New Antarctic wharf ready for Sir David Attenborough polar research ship

A new £40 million wharf to moor the RRS Sir David Attenborough is now up and running at the British Antarctic Survey's Rothera Research Station in Antarctica.

The Cambridge based British Antarctic Survey says it has been used by polar ships for the first time to transport staff and materials back to the UK.

The polar research ship after the naming ceremony in 2019. Credit: Peter Byrne/PA
BAS and BAM crew overlooking the new wharf.
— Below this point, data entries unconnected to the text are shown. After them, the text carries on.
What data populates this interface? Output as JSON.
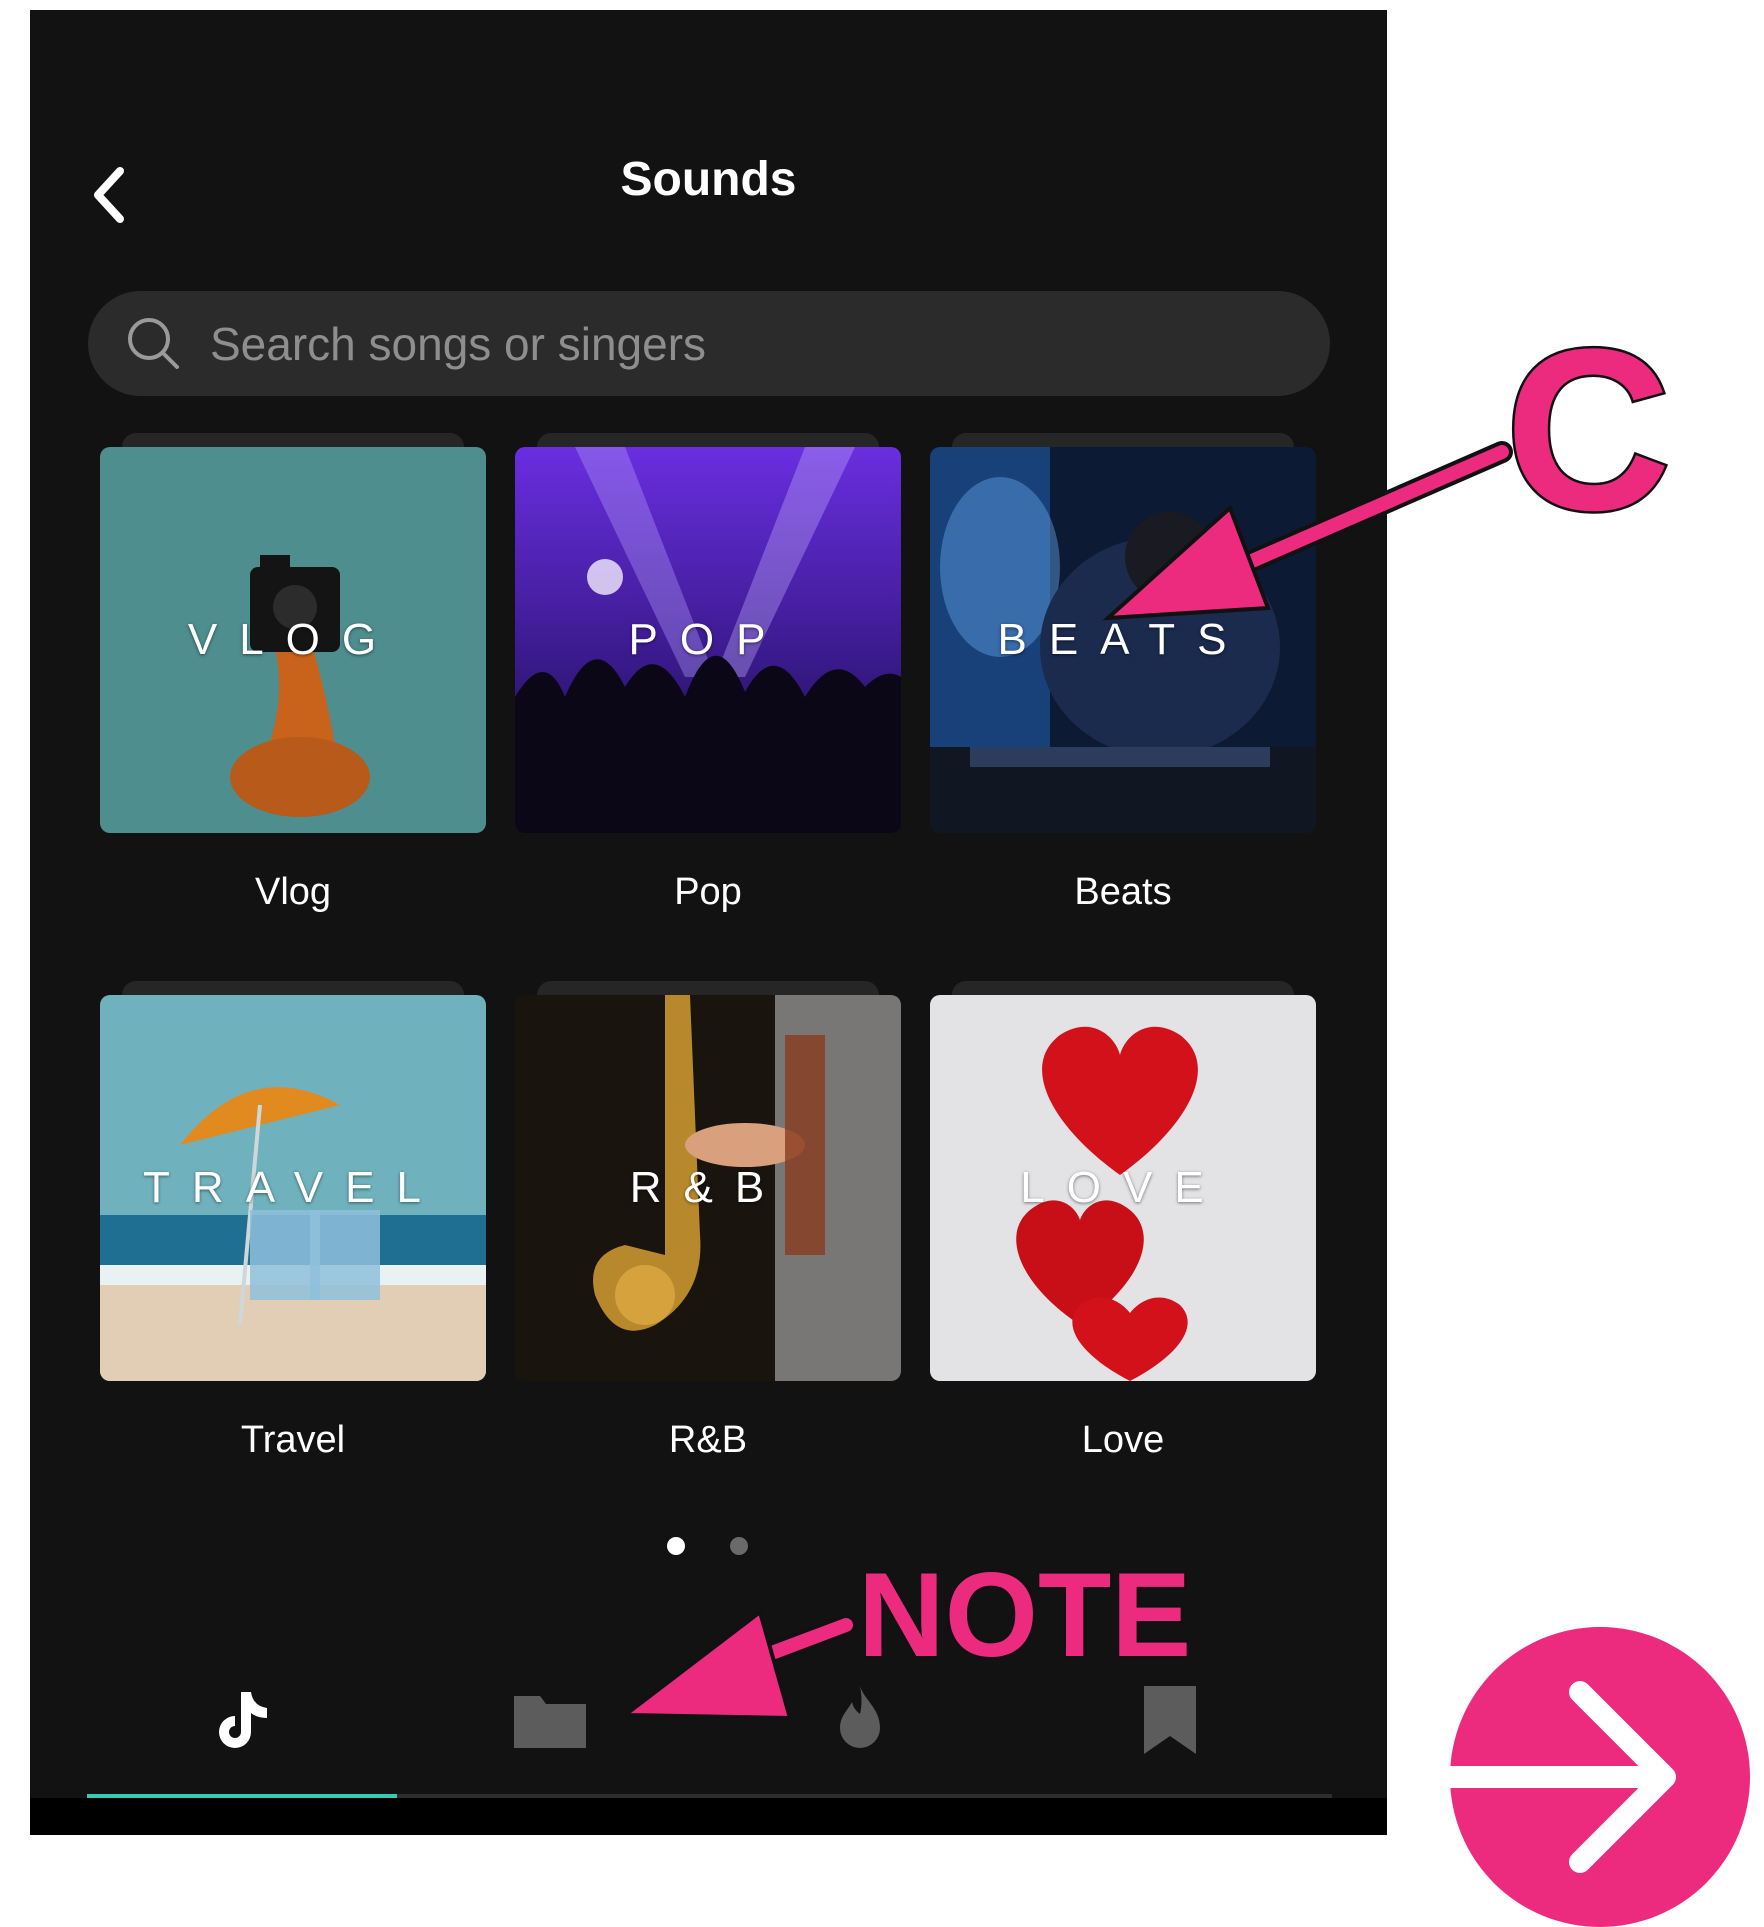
{
  "header": {
    "title": "Sounds"
  },
  "search": {
    "placeholder": "Search songs or singers"
  },
  "categories": [
    {
      "overlay": "VLOG",
      "label": "Vlog"
    },
    {
      "overlay": "POP",
      "label": "Pop"
    },
    {
      "overlay": "BEATS",
      "label": "Beats"
    },
    {
      "overlay": "TRAVEL",
      "label": "Travel"
    },
    {
      "overlay": "R&B",
      "label": "R&B"
    },
    {
      "overlay": "LOVE",
      "label": "Love"
    }
  ],
  "pagination": {
    "pages": 2,
    "current": 1
  },
  "bottom_nav": [
    "tiktok-icon",
    "folder-icon",
    "flame-icon",
    "bookmark-icon"
  ],
  "annotations": {
    "callout_c": "C",
    "callout_note": "NOTE"
  },
  "colors": {
    "accent": "#ec2a7e",
    "tab_underline": "#37c9b4",
    "background": "#121212"
  }
}
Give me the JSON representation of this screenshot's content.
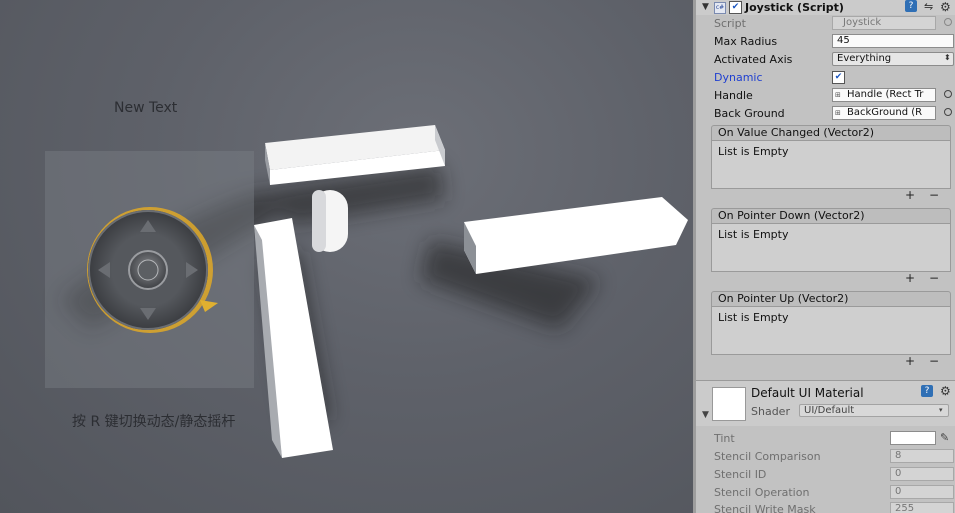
{
  "scene": {
    "new_text": "New Text",
    "hint_text": "按 R 键切换动态/静态摇杆"
  },
  "inspector": {
    "component_title": "Joystick (Script)",
    "properties": [
      {
        "label": "Script",
        "value": "Joystick"
      },
      {
        "label": "Max Radius",
        "value": "45"
      },
      {
        "label": "Activated Axis",
        "value": "Everything"
      },
      {
        "label": "Dynamic",
        "value": "checked"
      },
      {
        "label": "Handle",
        "value": "Handle (Rect Tr"
      },
      {
        "label": "Back Ground",
        "value": "BackGround (R"
      }
    ],
    "events": [
      {
        "title": "On Value Changed (Vector2)",
        "body": "List is Empty"
      },
      {
        "title": "On Pointer Down (Vector2)",
        "body": "List is Empty"
      },
      {
        "title": "On Pointer Up (Vector2)",
        "body": "List is Empty"
      }
    ],
    "plus_label": "+",
    "minus_label": "−",
    "material": {
      "name": "Default UI Material",
      "shader_label": "Shader",
      "shader_value": "UI/Default"
    },
    "material_properties": [
      {
        "label": "Tint",
        "value": ""
      },
      {
        "label": "Stencil Comparison",
        "value": "8"
      },
      {
        "label": "Stencil ID",
        "value": "0"
      },
      {
        "label": "Stencil Operation",
        "value": "0"
      },
      {
        "label": "Stencil Write Mask",
        "value": "255"
      }
    ]
  }
}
Credit: British Antarctic Survey

The seventy four metre long wharf was built by a team of fifty engineers, divers and builders over eighteen months during the Antarctic summers between November and May.

Building the wharf in such a harsh climate provided the team with challenges say the British Antarctic Survey.

Every nut and bolt needed to be accounted for and the construction team practiced full-scale assembly of the 45 tonne steel frames in Southampton to identify unexpected challenges or additional pieces of equipment needed whilst still in the UK.

A vessel departing Rothera Wharf. Credit: David Lan
  • 4,500 tonnes of equipment was shipped 11,000 km from the UK to Antarctica.

  • 2,000 tonnes of snow needed to be cleared in November to make the site operational.

  • 20 huge steel frames weighing over 1,000 tonnes in total make up the skeleton of the structure.

James Clark Ross vessel at the Rothera Wharf. Credit: Tim Page, British Antarctic Survey

The new wharf will mean the RRS Sir David Attenborough can bring vital supplies and people to the Rothera Research Station. It will also mean the station can run more efficiently with a new crane to launch small science boats, a personnel gangway and a floating pontoon to deploy scientific instruments.

The new wharf is part of the long-term Antarctic Infrastructure Modernisation Programme (AIMP), commissioned by the UK Research and Innovation’s (UKRI) National Environment Research Council (NERC), which aims to keep the UK at the forefront of climate, biodiversity and ocean research.

The wharf’s equipment will be formally commissioned and accepted later this year.

The public had wanted to call the Polar research ship Boaty McBoatface, but it was instead named after Sir David Attenborough.

During the naming ceremony Sir David said it was an "astonishing" ship.